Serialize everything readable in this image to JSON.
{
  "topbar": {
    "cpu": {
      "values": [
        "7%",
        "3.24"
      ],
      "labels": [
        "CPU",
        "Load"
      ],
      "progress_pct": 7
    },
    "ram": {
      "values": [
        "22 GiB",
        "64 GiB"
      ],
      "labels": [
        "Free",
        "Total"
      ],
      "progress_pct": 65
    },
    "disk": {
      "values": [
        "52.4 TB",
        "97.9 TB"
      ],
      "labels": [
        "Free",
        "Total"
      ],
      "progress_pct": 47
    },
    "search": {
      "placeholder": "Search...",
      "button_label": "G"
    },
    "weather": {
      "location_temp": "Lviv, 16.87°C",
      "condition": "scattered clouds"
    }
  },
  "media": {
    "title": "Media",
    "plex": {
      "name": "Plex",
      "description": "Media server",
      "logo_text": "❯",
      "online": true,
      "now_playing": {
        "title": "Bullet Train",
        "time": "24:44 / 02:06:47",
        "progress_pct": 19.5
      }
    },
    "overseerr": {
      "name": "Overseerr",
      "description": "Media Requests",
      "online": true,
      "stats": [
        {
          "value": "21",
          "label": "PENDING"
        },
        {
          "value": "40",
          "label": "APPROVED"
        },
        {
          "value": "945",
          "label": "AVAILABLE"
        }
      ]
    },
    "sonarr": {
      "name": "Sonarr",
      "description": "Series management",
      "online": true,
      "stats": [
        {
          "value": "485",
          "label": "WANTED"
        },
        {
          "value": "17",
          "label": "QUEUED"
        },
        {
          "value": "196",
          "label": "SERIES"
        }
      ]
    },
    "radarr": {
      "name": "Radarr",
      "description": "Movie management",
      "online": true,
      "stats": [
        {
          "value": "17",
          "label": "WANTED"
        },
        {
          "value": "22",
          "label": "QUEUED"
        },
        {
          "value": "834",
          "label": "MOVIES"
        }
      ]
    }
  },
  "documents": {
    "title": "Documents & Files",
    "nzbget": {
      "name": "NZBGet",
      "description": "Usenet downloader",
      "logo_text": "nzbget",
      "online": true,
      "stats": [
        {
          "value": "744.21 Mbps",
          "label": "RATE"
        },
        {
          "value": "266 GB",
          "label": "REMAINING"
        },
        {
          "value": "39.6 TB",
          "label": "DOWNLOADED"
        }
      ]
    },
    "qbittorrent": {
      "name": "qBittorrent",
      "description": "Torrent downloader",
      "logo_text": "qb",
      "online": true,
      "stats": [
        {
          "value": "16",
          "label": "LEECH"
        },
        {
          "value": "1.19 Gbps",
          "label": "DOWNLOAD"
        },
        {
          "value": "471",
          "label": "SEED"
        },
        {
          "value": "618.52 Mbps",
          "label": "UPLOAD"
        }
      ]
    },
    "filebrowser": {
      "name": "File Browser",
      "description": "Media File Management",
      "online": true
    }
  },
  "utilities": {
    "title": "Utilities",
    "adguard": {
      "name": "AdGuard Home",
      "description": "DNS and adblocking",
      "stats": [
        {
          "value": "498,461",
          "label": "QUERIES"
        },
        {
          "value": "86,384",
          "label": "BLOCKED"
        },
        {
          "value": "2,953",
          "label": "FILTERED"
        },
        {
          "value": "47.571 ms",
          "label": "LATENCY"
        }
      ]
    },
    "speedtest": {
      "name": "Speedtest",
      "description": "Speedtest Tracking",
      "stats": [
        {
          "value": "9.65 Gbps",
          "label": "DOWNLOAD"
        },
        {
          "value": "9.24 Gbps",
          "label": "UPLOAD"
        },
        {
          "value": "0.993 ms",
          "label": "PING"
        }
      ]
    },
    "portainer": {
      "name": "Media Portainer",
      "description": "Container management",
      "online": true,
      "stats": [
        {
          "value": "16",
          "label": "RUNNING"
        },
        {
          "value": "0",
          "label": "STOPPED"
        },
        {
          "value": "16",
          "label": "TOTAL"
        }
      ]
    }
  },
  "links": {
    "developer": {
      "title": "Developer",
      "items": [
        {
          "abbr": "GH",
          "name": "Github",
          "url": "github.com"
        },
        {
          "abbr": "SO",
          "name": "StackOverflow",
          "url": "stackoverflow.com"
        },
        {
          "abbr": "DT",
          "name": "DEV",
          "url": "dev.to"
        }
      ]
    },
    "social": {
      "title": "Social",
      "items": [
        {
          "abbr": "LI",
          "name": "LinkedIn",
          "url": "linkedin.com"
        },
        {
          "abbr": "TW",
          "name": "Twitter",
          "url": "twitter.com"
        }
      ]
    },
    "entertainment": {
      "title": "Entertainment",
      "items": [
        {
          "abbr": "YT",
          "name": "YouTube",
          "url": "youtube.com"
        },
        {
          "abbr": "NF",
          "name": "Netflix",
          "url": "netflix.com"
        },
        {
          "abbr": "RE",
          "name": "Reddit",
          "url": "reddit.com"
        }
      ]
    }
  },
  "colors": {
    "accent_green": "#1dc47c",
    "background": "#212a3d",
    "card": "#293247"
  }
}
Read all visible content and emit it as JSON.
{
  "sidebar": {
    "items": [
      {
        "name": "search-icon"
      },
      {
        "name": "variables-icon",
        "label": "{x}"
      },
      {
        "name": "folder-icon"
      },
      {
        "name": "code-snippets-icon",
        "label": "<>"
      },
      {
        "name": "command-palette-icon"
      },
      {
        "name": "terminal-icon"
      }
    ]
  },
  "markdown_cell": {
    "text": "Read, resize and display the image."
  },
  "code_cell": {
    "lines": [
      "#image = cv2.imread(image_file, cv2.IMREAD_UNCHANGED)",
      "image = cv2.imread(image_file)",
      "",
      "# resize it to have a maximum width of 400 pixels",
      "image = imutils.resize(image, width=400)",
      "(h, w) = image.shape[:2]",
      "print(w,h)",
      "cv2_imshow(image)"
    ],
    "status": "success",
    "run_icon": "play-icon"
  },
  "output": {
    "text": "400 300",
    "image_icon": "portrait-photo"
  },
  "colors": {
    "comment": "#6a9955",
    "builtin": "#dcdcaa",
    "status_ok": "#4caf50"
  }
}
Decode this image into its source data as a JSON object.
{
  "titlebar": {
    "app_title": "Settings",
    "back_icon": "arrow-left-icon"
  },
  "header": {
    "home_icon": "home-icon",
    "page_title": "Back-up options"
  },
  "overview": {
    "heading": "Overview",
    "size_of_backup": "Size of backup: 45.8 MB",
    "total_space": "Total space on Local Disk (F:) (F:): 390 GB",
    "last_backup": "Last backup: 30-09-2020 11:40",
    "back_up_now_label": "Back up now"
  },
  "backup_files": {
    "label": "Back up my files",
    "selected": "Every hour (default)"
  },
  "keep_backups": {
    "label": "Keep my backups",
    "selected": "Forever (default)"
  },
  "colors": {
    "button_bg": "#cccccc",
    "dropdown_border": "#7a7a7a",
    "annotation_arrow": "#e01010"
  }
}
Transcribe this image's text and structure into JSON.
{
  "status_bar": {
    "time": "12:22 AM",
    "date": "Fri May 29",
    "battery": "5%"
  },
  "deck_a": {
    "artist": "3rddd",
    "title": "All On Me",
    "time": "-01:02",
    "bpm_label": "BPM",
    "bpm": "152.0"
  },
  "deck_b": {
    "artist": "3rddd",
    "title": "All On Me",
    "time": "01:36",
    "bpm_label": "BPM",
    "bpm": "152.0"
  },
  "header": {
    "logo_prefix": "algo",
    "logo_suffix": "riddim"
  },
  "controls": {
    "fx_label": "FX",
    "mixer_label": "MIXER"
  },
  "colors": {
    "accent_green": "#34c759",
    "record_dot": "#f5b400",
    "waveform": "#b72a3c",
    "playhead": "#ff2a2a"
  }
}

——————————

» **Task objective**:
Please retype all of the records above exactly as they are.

» **Task solution**:
Serialize everything readable in this image to JSON.
{
  "topbar": {
    "cpu": {
      "values": [
        "7%",
        "3.24"
      ],
      "labels": [
        "CPU",
        "Load"
      ],
      "progress_pct": 7
    },
    "ram": {
      "values": [
        "22 GiB",
        "64 GiB"
      ],
      "labels": [
        "Free",
        "Total"
      ],
      "progress_pct": 65
    },
    "disk": {
      "values": [
        "52.4 TB",
        "97.9 TB"
      ],
      "labels": [
        "Free",
        "Total"
      ],
      "progress_pct": 47
    },
    "search": {
      "placeholder": "Search...",
      "button_label": "G"
    },
    "weather": {
      "location_temp": "Lviv, 16.87°C",
      "condition": "scattered clouds"
    }
  },
  "media": {
    "title": "Media",
    "plex": {
      "name": "Plex",
      "description": "Media server",
      "logo_text": "❯",
      "online": true,
      "now_playing": {
        "title": "Bullet Train",
        "time": "24:44 / 02:06:47",
        "progress_pct": 19.5
      }
    },
    "overseerr": {
      "name": "Overseerr",
      "description": "Media Requests",
      "online": true,
      "stats": [
        {
          "value": "21",
          "label": "PENDING"
        },
        {
          "value": "40",
          "label": "APPROVED"
        },
        {
          "value": "945",
          "label": "AVAILABLE"
        }
      ]
    },
    "sonarr": {
      "name": "Sonarr",
      "description": "Series management",
      "online": true,
      "stats": [
        {
          "value": "485",
          "label": "WANTED"
        },
        {
          "value": "17",
          "label": "QUEUED"
        },
        {
          "value": "196",
          "label": "SERIES"
        }
      ]
    },
    "radarr": {
      "name": "Radarr",
      "description": "Movie management",
      "online": true,
      "stats": [
        {
          "value": "17",
          "label": "WANTED"
        },
        {
          "value": "22",
          "label": "QUEUED"
        },
        {
          "value": "834",
          "label": "MOVIES"
        }
      ]
    }
  },
  "documents": {
    "title": "Documents & Files",
    "nzbget": {
      "name": "NZBGet",
      "description": "Usenet downloader",
      "logo_text": "nzbget",
      "online": true,
      "stats": [
        {
          "value": "744.21 Mbps",
          "label": "RATE"
        },
        {
          "value": "266 GB",
          "label": "REMAINING"
        },
        {
          "value": "39.6 TB",
          "label": "DOWNLOADED"
        }
      ]
    },
    "qbittorrent": {
      "name": "qBittorrent",
      "description": "Torrent downloader",
      "logo_text": "qb",
      "online": true,
      "stats": [
        {
          "value": "16",
          "label": "LEECH"
        },
        {
          "value": "1.19 Gbps",
          "label": "DOWNLOAD"
        },
        {
          "value": "471",
          "label": "SEED"
        },
        {
          "value": "618.52 Mbps",
          "label": "UPLOAD"
        }
      ]
    },
    "filebrowser": {
      "name": "File Browser",
      "description": "Media File Management",
      "online": true
    }
  },
  "utilities": {
    "title": "Utilities",
    "adguard": {
      "name": "AdGuard Home",
      "description": "DNS and adblocking",
      "stats": [
        {
          "value": "498,461",
          "label": "QUERIES"
        },
        {
          "value": "86,384",
          "label": "BLOCKED"
        },
        {
          "value": "2,953",
          "label": "FILTERED"
        },
        {
          "value": "47.571 ms",
          "label": "LATENCY"
        }
      ]
    },
    "speedtest": {
      "name": "Speedtest",
      "description": "Speedtest Tracking",
      "stats": [
        {
          "value": "9.65 Gbps",
          "label": "DOWNLOAD"
        },
        {
          "value": "9.24 Gbps",
          "label": "UPLOAD"
        },
        {
          "value": "0.993 ms",
          "label": "PING"
        }
      ]
    },
    "portainer": {
      "name": "Media Portainer",
      "description": "Container management",
      "online": true,
      "stats": [
        {
          "value": "16",
          "label": "RUNNING"
        },
        {
          "value": "0",
          "label": "STOPPED"
        },
        {
          "value": "16",
          "label": "TOTAL"
        }
      ]
    }
  },
  "links": {
    "developer": {
      "title": "Developer",
      "items": [
        {
          "abbr": "GH",
          "name": "Github",
          "url": "github.com"
        },
        {
          "abbr": "SO",
          "name": "StackOverflow",
          "url": "stackoverflow.com"
        },
        {
          "abbr": "DT",
          "name": "DEV",
          "url": "dev.to"
        }
      ]
    },
    "social": {
      "title": "Social",
      "items": [
        {
          "abbr": "LI",
          "name": "LinkedIn",
          "url": "linkedin.com"
        },
        {
          "abbr": "TW",
          "name": "Twitter",
          "url": "twitter.com"
        }
      ]
    },
    "entertainment": {
      "title": "Entertainment",
      "items": [
        {
          "abbr": "YT",
          "name": "YouTube",
          "url": "youtube.com"
        },
        {
          "abbr": "NF",
          "name": "Netflix",
          "url": "netflix.com"
        },
        {
          "abbr": "RE",
          "name": "Reddit",
          "url": "reddit.com"
        }
      ]
    }
  },
  "colors": {
    "accent_green": "#1dc47c",
    "background": "#212a3d",
    "card": "#293247"
  }
}
Read all visible content and emit it as JSON.
{
  "sidebar": {
    "items": [
      {
        "name": "search-icon"
      },
      {
        "name": "variables-icon",
        "label": "{x}"
      },
      {
        "name": "folder-icon"
      },
      {
        "name": "code-snippets-icon",
        "label": "<>"
      },
      {
        "name": "command-palette-icon"
      },
      {
        "name": "terminal-icon"
      }
    ]
  },
  "markdown_cell": {
    "text": "Read, resize and display the image."
  },
  "code_cell": {
    "lines": [
      "#image = cv2.imread(image_file, cv2.IMREAD_UNCHANGED)",
      "image = cv2.imread(image_file)",
      "",
      "# resize it to have a maximum width of 400 pixels",
      "image = imutils.resize(image, width=400)",
      "(h, w) = image.shape[:2]",
      "print(w,h)",
      "cv2_imshow(image)"
    ],
    "status": "success",
    "run_icon": "play-icon"
  },
  "output": {
    "text": "400 300",
    "image_icon": "portrait-photo"
  },
  "colors": {
    "comment": "#6a9955",
    "builtin": "#dcdcaa",
    "status_ok": "#4caf50"
  }
}
Decode this image into its source data as a JSON object.
{
  "titlebar": {
    "app_title": "Settings",
    "back_icon": "arrow-left-icon"
  },
  "header": {
    "home_icon": "home-icon",
    "page_title": "Back-up options"
  },
  "overview": {
    "heading": "Overview",
    "size_of_backup": "Size of backup: 45.8 MB",
    "total_space": "Total space on Local Disk (F:) (F:): 390 GB",
    "last_backup": "Last backup: 30-09-2020 11:40",
    "back_up_now_label": "Back up now"
  },
  "backup_files": {
    "label": "Back up my files",
    "selected": "Every hour (default)"
  },
  "keep_backups": {
    "label": "Keep my backups",
    "selected": "Forever (default)"
  },
  "colors": {
    "button_bg": "#cccccc",
    "dropdown_border": "#7a7a7a",
    "annotation_arrow": "#e01010"
  }
}
Transcribe this image's text and structure into JSON.
{
  "status_bar": {
    "time": "12:22 AM",
    "date": "Fri May 29",
    "battery": "5%"
  },
  "deck_a": {
    "artist": "3rddd",
    "title": "All On Me",
    "time": "-01:02",
    "bpm_label": "BPM",
    "bpm": "152.0"
  },
  "deck_b": {
    "artist": "3rddd",
    "title": "All On Me",
    "time": "01:36",
    "bpm_label": "BPM",
    "bpm": "152.0"
  },
  "header": {
    "logo_prefix": "algo",
    "logo_suffix": "riddim"
  },
  "controls": {
    "fx_label": "FX",
    "mixer_label": "MIXER"
  },
  "colors": {
    "accent_green": "#34c759",
    "record_dot": "#f5b400",
    "waveform": "#b72a3c",
    "playhead": "#ff2a2a"
  }
}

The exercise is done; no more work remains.